Monitoring of a multitude of process parameters ensures that the system's performance always is adapted to the permanently and sometimes very rapidly varying operating conditions while at the same time maintaining high efficiency. This is a major challenge with mechanical propulsion systems in particular.
One of the most important process parameters is the propulsion power transmitted to the gas compressor. It is essential to control its generation in such a way that the minimum propulsion power required for the compressor's particular operating situation is permanently available, even with fast changing loads. At the same time, generating excessive propulsion power results in reduced efficiency and, moreover, in increased pollutant emissions (with mechanical propulsion systems) as well as in critical operating states (in particular with mechanical propulsion systems with gas engines). Permanent monitoring and control of the propulsion power of such systems therefore requires the compulsory measurement of rotational speed and, in addition, measurement of the torque transmitted to the compressor.
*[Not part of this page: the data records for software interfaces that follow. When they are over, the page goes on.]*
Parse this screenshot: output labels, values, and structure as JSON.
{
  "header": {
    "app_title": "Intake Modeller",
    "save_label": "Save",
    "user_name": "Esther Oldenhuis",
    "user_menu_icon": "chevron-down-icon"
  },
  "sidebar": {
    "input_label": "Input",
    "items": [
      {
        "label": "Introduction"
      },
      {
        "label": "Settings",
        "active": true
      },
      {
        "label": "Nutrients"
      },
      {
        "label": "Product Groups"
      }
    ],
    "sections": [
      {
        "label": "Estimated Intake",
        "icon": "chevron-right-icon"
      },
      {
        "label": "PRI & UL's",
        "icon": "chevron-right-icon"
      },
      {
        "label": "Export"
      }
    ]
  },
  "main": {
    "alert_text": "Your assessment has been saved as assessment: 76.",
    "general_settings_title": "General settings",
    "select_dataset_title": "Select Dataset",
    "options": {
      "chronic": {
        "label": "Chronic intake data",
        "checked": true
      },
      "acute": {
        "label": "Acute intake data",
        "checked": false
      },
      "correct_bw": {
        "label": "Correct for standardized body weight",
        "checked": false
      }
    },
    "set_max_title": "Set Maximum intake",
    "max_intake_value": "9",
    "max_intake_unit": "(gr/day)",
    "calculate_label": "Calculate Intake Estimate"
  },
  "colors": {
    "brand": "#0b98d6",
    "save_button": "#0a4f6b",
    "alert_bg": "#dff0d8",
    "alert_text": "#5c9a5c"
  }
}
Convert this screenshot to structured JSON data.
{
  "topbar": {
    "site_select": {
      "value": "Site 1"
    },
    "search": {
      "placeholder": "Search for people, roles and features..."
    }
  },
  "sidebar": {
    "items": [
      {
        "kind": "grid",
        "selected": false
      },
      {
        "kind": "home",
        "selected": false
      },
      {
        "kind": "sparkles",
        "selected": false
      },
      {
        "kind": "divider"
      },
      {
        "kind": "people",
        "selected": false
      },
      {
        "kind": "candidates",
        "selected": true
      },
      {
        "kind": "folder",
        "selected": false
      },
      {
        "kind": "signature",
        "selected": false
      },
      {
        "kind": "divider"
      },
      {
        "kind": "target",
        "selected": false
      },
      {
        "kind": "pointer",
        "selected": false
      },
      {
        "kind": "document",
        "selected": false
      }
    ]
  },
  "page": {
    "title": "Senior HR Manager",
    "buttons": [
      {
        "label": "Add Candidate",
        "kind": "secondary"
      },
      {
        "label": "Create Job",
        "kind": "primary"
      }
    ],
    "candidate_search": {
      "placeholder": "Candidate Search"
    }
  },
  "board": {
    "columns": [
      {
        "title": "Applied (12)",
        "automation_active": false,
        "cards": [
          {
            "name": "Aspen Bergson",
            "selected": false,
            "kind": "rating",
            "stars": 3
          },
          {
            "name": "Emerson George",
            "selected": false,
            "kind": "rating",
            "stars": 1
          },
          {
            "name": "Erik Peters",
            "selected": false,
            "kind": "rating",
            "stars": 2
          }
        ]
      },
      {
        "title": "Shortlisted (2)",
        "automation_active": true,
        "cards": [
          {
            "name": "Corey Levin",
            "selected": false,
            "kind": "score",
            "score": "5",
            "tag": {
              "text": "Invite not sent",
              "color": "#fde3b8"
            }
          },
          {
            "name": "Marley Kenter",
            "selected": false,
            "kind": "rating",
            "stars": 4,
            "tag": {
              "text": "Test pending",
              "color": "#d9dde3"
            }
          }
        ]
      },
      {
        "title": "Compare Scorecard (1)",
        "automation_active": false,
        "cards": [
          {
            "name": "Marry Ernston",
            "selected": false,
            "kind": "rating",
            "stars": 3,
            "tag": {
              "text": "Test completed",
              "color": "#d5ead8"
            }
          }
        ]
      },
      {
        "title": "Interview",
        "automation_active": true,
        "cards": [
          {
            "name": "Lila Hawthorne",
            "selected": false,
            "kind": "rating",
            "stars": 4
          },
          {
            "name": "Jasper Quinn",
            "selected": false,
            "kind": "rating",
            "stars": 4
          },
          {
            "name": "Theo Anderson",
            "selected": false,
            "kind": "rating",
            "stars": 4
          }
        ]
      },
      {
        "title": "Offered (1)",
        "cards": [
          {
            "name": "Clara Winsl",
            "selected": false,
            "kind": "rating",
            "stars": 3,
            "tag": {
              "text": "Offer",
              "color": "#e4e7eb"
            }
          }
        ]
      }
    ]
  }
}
Contrary to rotational speed measurement that can be implemented directly and relatively easily, implementing torque measurement is rather difficult. For this purpose, measurement quantities such as cylinder pressure and temperature are often used as auxiliary quantities and as the basis for calculating torque and thus power. This method has been used for many years and has been permanently refined; however, it has the disadvantage that the measurement uncertainty related to torque significantly increases due to a number of parameters with higher tolerances used for this purpose and, moreover, usually cannot be convincingly proven. Greater tolerances of measurement quantities required for control purposes, however, inevitably result in larger deviations from the optimal operating parameters. This can have undesirable effects, in particular with the gas engine. This will be illustrated by the following chart:
Operating range of a gas engine
Source: Wärtsilä Corporation
It shows the relationship of brake means effective pressure (BMEP) and air/fuel ratio which enables knocking and misfiring areas to be visualized. In no case must the engine's operating point be in one of these areas; in particular, it is essential to make sure that, in all operating conditions, it does not shift to the knocking area, since this can cause damage to the engine.
The optimum operating window is the area between knocking and misfiring and gets narrower toward the top. This means that operating the gas engine at maximum power while maintaining low pollutant emissions requires a sensitive control mechanism with small tolerances. Higher tolerances necessarily mean reduced maximum power to increase the distance between the operating point and the knocking and misfiring areas. At the same time, it is essential that the control is very fast, since large pressure fluctuations can occur at the compressor within a small time frame, which become noticeable as load variations at the engine.
They need to be quickly and precisely compensated for by the engine to ensure that the operating point remains in the safe operating window. The following chart shows that these load variations can amount to about 50% of the system's capacity within a few seconds:
Load variations of a gas compressor set
Source: Wärtsilä Corporation